Material for this task —

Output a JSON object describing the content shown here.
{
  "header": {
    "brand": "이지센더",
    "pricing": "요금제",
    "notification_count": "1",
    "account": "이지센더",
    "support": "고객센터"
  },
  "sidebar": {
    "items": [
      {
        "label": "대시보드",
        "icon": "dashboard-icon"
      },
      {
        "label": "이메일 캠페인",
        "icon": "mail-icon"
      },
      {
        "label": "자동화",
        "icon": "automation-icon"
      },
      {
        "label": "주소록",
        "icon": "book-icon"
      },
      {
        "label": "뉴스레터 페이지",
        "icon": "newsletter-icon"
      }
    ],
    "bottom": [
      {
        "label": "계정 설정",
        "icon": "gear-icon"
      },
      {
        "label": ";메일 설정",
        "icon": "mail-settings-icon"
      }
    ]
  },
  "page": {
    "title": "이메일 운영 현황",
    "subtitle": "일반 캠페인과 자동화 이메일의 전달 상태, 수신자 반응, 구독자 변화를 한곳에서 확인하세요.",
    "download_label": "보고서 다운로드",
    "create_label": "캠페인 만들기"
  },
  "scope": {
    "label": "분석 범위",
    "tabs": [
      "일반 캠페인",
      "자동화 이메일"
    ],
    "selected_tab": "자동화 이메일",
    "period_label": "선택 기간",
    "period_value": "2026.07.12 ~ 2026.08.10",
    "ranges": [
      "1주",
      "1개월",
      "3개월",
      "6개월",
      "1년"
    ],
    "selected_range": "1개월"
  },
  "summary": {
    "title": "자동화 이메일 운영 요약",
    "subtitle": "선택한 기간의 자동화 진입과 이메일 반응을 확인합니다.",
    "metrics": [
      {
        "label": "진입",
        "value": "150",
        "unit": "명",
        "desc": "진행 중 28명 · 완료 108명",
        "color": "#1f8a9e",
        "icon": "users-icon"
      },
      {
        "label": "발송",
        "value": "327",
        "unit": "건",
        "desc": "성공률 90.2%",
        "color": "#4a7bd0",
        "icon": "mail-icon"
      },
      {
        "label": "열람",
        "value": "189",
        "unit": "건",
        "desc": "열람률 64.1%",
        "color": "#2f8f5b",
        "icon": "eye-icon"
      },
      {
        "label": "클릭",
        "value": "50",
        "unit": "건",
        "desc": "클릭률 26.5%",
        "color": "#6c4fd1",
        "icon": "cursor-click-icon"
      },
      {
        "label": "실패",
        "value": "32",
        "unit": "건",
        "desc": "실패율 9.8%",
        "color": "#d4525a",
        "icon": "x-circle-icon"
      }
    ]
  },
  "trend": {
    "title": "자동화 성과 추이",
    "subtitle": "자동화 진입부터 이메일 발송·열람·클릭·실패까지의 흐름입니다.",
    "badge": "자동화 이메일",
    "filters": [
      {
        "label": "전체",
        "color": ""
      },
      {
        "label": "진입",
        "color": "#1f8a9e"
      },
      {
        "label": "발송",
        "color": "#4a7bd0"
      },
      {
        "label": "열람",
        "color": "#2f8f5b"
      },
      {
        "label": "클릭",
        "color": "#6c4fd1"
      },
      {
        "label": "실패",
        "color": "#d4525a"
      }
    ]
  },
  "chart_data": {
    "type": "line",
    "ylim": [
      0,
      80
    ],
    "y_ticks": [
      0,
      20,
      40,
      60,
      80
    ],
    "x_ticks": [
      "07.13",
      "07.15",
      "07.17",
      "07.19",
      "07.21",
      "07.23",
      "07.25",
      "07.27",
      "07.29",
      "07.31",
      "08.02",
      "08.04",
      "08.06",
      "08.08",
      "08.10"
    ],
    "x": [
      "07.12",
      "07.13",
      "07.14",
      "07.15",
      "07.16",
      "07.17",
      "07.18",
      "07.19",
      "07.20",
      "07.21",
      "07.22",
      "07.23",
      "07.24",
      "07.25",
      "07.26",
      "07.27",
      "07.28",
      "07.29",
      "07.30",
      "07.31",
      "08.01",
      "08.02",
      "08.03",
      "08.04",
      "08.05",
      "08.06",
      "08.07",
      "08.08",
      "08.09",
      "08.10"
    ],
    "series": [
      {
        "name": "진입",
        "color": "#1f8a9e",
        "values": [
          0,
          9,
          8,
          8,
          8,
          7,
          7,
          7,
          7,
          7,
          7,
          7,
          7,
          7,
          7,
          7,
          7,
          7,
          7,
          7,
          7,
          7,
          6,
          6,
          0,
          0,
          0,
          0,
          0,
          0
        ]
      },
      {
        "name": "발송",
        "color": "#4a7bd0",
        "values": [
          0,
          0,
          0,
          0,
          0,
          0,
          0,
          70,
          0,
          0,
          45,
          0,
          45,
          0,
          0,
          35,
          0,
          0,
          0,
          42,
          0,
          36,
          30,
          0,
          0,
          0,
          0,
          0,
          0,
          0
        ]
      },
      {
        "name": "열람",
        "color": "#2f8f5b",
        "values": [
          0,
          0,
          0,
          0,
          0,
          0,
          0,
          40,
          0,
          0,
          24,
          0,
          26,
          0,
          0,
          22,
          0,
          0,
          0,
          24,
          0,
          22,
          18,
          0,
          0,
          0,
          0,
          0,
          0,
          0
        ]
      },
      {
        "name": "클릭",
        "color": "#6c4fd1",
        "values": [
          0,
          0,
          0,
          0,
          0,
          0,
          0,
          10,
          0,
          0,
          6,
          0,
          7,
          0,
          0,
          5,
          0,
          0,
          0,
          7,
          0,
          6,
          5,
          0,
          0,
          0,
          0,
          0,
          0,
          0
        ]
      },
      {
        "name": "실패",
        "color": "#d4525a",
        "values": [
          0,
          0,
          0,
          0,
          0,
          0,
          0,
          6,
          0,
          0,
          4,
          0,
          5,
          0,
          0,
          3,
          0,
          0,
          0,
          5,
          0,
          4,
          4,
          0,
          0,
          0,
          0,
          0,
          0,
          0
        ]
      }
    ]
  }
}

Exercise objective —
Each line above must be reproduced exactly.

Solution for this task —
Output a JSON object describing the content shown here.
{
  "header": {
    "brand": "이지센더",
    "pricing": "요금제",
    "notification_count": "1",
    "account": "이지센더",
    "support": "고객센터"
  },
  "sidebar": {
    "items": [
      {
        "label": "대시보드",
        "icon": "dashboard-icon"
      },
      {
        "label": "이메일 캠페인",
        "icon": "mail-icon"
      },
      {
        "label": "자동화",
        "icon": "automation-icon"
      },
      {
        "label": "주소록",
        "icon": "book-icon"
      },
      {
        "label": "뉴스레터 페이지",
        "icon": "newsletter-icon"
      }
    ],
    "bottom": [
      {
        "label": "계정 설정",
        "icon": "gear-icon"
      },
      {
        "label": ";메일 설정",
        "icon": "mail-settings-icon"
      }
    ]
  },
  "page": {
    "title": "이메일 운영 현황",
    "subtitle": "일반 캠페인과 자동화 이메일의 전달 상태, 수신자 반응, 구독자 변화를 한곳에서 확인하세요.",
    "download_label": "보고서 다운로드",
    "create_label": "캠페인 만들기"
  },
  "scope": {
    "label": "분석 범위",
    "tabs": [
      "일반 캠페인",
      "자동화 이메일"
    ],
    "selected_tab": "자동화 이메일",
    "period_label": "선택 기간",
    "period_value": "2026.07.12 ~ 2026.08.10",
    "ranges": [
      "1주",
      "1개월",
      "3개월",
      "6개월",
      "1년"
    ],
    "selected_range": "1개월"
  },
  "summary": {
    "title": "자동화 이메일 운영 요약",
    "subtitle": "선택한 기간의 자동화 진입과 이메일 반응을 확인합니다.",
    "metrics": [
      {
        "label": "진입",
        "value": "150",
        "unit": "명",
        "desc": "진행 중 28명 · 완료 108명",
        "color": "#1f8a9e",
        "icon": "users-icon"
      },
      {
        "label": "발송",
        "value": "327",
        "unit": "건",
        "desc": "성공률 90.2%",
        "color": "#4a7bd0",
        "icon": "mail-icon"
      },
      {
        "label": "열람",
        "value": "189",
        "unit": "건",
        "desc": "열람률 64.1%",
        "color": "#2f8f5b",
        "icon": "eye-icon"
      },
      {
        "label": "클릭",
        "value": "50",
        "unit": "건",
        "desc": "클릭률 26.5%",
        "color": "#6c4fd1",
        "icon": "cursor-click-icon"
      },
      {
        "label": "실패",
        "value": "32",
        "unit": "건",
        "desc": "실패율 9.8%",
        "color": "#d4525a",
        "icon": "x-circle-icon"
      }
    ]
  },
  "trend": {
    "title": "자동화 성과 추이",
    "subtitle": "자동화 진입부터 이메일 발송·열람·클릭·실패까지의 흐름입니다.",
    "badge": "자동화 이메일",
    "filters": [
      {
        "label": "전체",
        "color": ""
      },
      {
        "label": "진입",
        "color": "#1f8a9e"
      },
      {
        "label": "발송",
        "color": "#4a7bd0"
      },
      {
        "label": "열람",
        "color": "#2f8f5b"
      },
      {
        "label": "클릭",
        "color": "#6c4fd1"
      },
      {
        "label": "실패",
        "color": "#d4525a"
      }
    ]
  },
  "chart_data": {
    "type": "line",
    "ylim": [
      0,
      80
    ],
    "y_ticks": [
      0,
      20,
      40,
      60,
      80
    ],
    "x_ticks": [
      "07.13",
      "07.15",
      "07.17",
      "07.19",
      "07.21",
      "07.23",
      "07.25",
      "07.27",
      "07.29",
      "07.31",
      "08.02",
      "08.04",
      "08.06",
      "08.08",
      "08.10"
    ],
    "x": [
      "07.12",
      "07.13",
      "07.14",
      "07.15",
      "07.16",
      "07.17",
      "07.18",
      "07.19",
      "07.20",
      "07.21",
      "07.22",
      "07.23",
      "07.24",
      "07.25",
      "07.26",
      "07.27",
      "07.28",
      "07.29",
      "07.30",
      "07.31",
      "08.01",
      "08.02",
      "08.03",
      "08.04",
      "08.05",
      "08.06",
      "08.07",
      "08.08",
      "08.09",
      "08.10"
    ],
    "series": [
      {
        "name": "진입",
        "color": "#1f8a9e",
        "values": [
          0,
          9,
          8,
          8,
          8,
          7,
          7,
          7,
          7,
          7,
          7,
          7,
          7,
          7,
          7,
          7,
          7,
          7,
          7,
          7,
          7,
          7,
          6,
          6,
          0,
          0,
          0,
          0,
          0,
          0
        ]
      },
      {
        "name": "발송",
        "color": "#4a7bd0",
        "values": [
          0,
          0,
          0,
          0,
          0,
          0,
          0,
          70,
          0,
          0,
          45,
          0,
          45,
          0,
          0,
          35,
          0,
          0,
          0,
          42,
          0,
          36,
          30,
          0,
          0,
          0,
          0,
          0,
          0,
          0
        ]
      },
      {
        "name": "열람",
        "color": "#2f8f5b",
        "values": [
          0,
          0,
          0,
          0,
          0,
          0,
          0,
          40,
          0,
          0,
          24,
          0,
          26,
          0,
          0,
          22,
          0,
          0,
          0,
          24,
          0,
          22,
          18,
          0,
          0,
          0,
          0,
          0,
          0,
          0
        ]
      },
      {
        "name": "클릭",
        "color": "#6c4fd1",
        "values": [
          0,
          0,
          0,
          0,
          0,
          0,
          0,
          10,
          0,
          0,
          6,
          0,
          7,
          0,
          0,
          5,
          0,
          0,
          0,
          7,
          0,
          6,
          5,
          0,
          0,
          0,
          0,
          0,
          0,
          0
        ]
      },
      {
        "name": "실패",
        "color": "#d4525a",
        "values": [
          0,
          0,
          0,
          0,
          0,
          0,
          0,
          6,
          0,
          0,
          4,
          0,
          5,
          0,
          0,
          3,
          0,
          0,
          0,
          5,
          0,
          4,
          4,
          0,
          0,
          0,
          0,
          0,
          0,
          0
        ]
      }
    ]
  }
}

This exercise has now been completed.